| PROBLEM DETAILS |
List each line of the data that holds the word "this".

| SOURCE MATERIAL |
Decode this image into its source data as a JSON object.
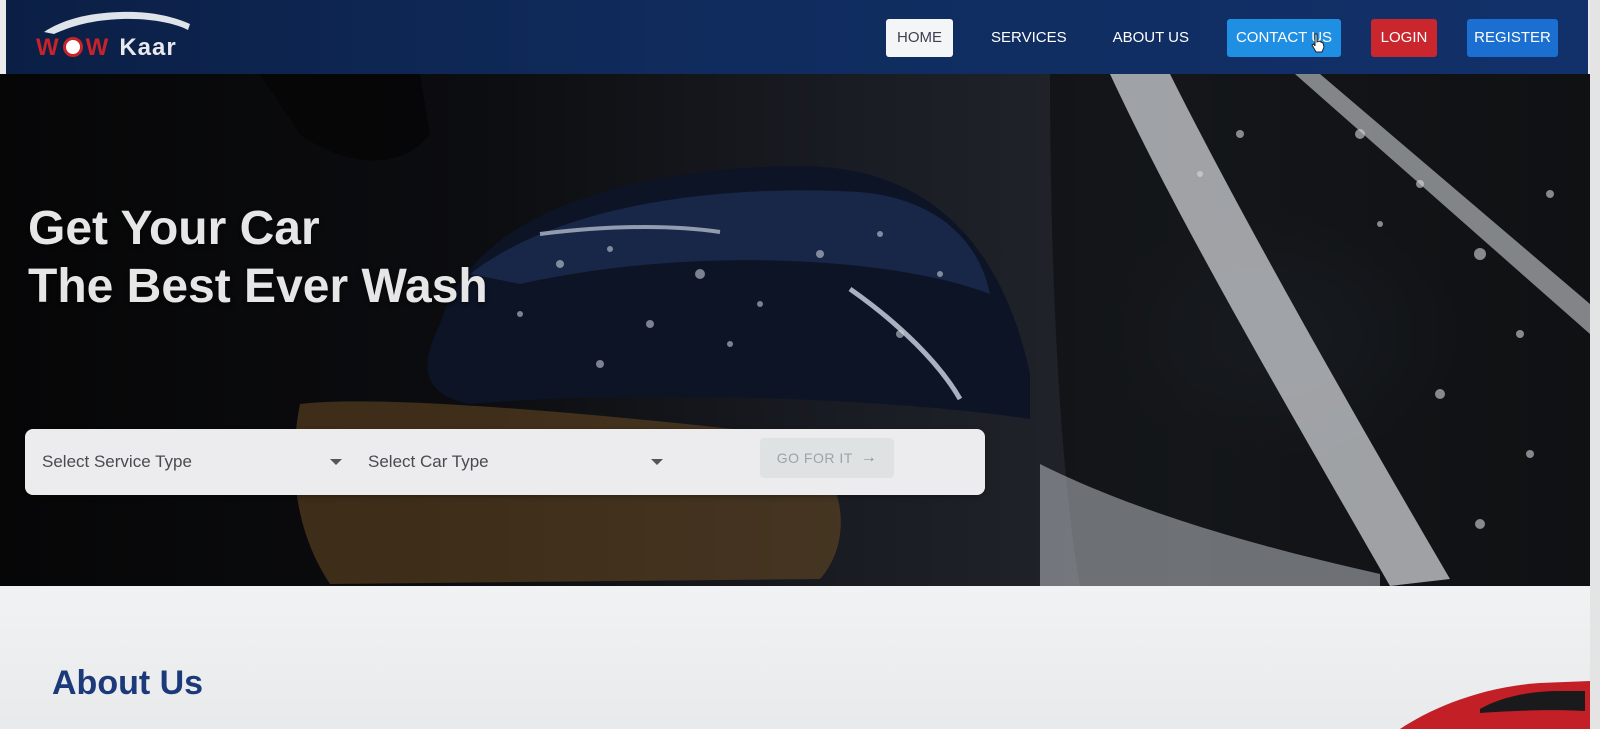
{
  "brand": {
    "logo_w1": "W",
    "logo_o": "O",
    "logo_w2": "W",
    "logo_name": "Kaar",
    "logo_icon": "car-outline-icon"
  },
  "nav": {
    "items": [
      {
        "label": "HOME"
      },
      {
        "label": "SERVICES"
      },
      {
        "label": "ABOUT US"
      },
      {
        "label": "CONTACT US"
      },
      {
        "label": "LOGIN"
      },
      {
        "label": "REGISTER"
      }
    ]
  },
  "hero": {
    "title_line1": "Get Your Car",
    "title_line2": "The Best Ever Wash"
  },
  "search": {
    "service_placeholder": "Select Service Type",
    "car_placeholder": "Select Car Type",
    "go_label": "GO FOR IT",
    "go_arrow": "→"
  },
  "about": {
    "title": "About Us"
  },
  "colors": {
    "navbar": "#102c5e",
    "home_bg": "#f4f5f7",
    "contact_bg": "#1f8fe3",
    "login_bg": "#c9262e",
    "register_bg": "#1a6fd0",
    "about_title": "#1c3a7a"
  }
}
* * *
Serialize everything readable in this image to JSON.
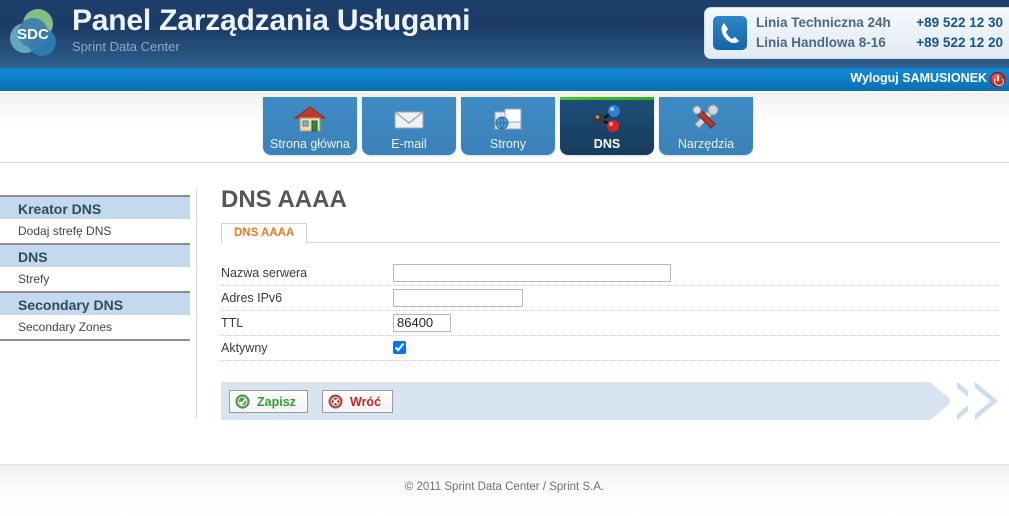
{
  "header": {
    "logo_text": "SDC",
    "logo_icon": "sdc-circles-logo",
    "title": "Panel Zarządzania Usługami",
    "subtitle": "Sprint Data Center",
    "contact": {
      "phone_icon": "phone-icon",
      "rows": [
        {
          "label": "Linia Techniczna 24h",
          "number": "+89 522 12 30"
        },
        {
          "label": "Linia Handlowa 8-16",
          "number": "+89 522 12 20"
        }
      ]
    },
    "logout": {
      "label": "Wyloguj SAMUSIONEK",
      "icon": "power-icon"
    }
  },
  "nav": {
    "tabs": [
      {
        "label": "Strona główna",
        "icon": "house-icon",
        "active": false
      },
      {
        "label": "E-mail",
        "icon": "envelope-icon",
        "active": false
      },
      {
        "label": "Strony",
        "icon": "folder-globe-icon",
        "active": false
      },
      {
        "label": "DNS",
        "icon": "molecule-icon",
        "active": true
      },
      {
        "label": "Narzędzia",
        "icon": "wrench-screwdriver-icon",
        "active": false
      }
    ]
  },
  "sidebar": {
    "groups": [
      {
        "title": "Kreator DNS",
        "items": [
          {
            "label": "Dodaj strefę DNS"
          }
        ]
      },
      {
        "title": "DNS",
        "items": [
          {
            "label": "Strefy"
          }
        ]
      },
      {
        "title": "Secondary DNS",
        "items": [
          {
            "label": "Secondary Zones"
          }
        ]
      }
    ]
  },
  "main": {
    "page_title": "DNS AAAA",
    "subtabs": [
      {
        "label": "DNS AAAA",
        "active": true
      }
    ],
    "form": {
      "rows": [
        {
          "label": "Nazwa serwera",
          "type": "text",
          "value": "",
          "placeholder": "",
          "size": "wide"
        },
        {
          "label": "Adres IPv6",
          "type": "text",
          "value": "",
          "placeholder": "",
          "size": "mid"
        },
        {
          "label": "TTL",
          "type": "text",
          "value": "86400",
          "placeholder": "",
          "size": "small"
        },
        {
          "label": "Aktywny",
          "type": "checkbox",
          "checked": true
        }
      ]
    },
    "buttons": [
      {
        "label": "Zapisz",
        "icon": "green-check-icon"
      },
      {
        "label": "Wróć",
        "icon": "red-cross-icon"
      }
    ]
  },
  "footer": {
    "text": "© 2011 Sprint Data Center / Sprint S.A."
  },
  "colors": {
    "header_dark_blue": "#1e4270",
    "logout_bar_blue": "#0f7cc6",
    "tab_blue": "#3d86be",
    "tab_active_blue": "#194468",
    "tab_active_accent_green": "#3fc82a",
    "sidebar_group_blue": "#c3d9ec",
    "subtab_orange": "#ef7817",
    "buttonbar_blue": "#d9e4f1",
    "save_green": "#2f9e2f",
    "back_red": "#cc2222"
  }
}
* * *
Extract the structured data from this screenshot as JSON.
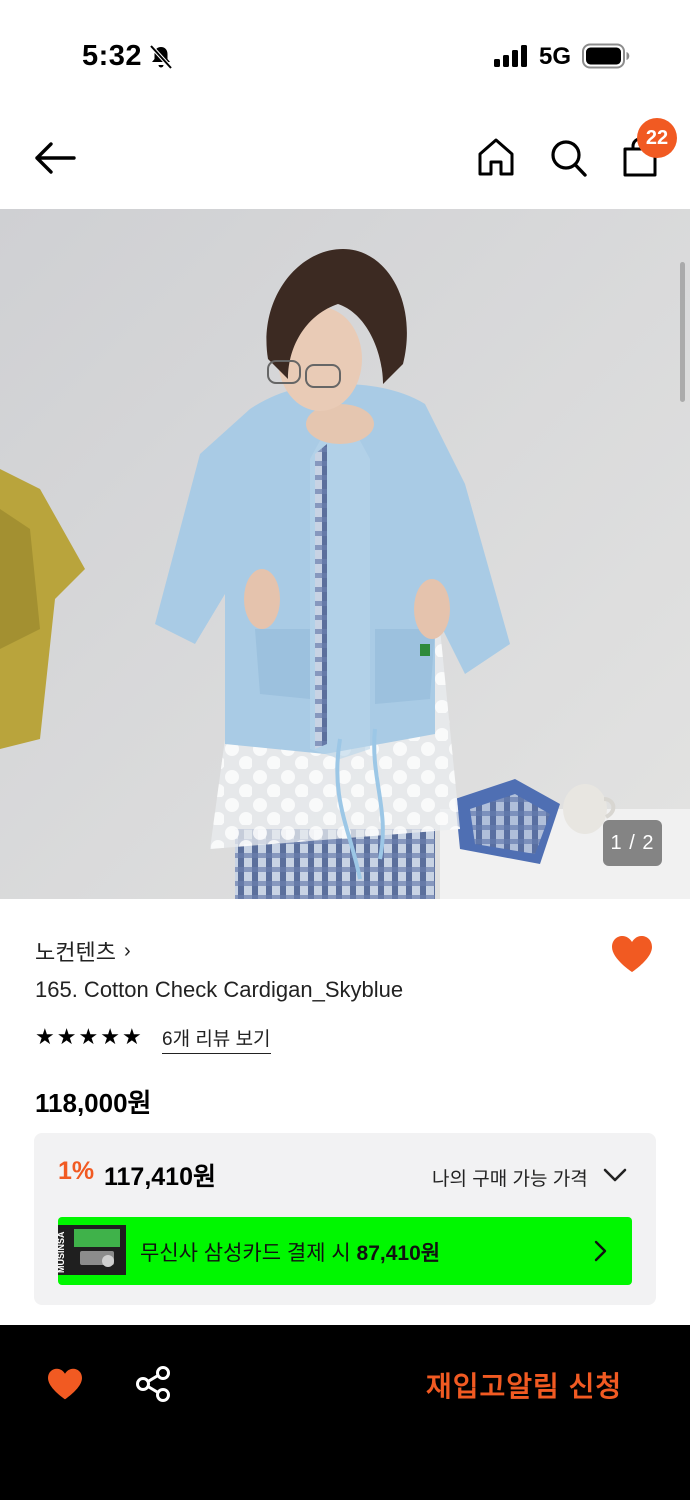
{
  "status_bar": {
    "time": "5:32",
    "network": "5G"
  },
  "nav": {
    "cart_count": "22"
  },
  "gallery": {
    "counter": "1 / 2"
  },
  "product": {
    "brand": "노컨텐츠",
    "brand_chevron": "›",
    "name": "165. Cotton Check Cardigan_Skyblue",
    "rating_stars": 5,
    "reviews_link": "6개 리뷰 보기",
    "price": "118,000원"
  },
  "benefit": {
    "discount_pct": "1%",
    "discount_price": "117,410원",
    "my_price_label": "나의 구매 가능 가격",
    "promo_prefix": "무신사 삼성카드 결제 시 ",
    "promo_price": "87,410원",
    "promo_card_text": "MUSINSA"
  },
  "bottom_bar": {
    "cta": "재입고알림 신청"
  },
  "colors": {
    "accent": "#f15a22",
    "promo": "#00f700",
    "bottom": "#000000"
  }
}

| SOLUTION |
Decode this image into its source data as a JSON object.
Serialize everything readable in this image to JSON.
Extract the structured data from this screenshot as JSON.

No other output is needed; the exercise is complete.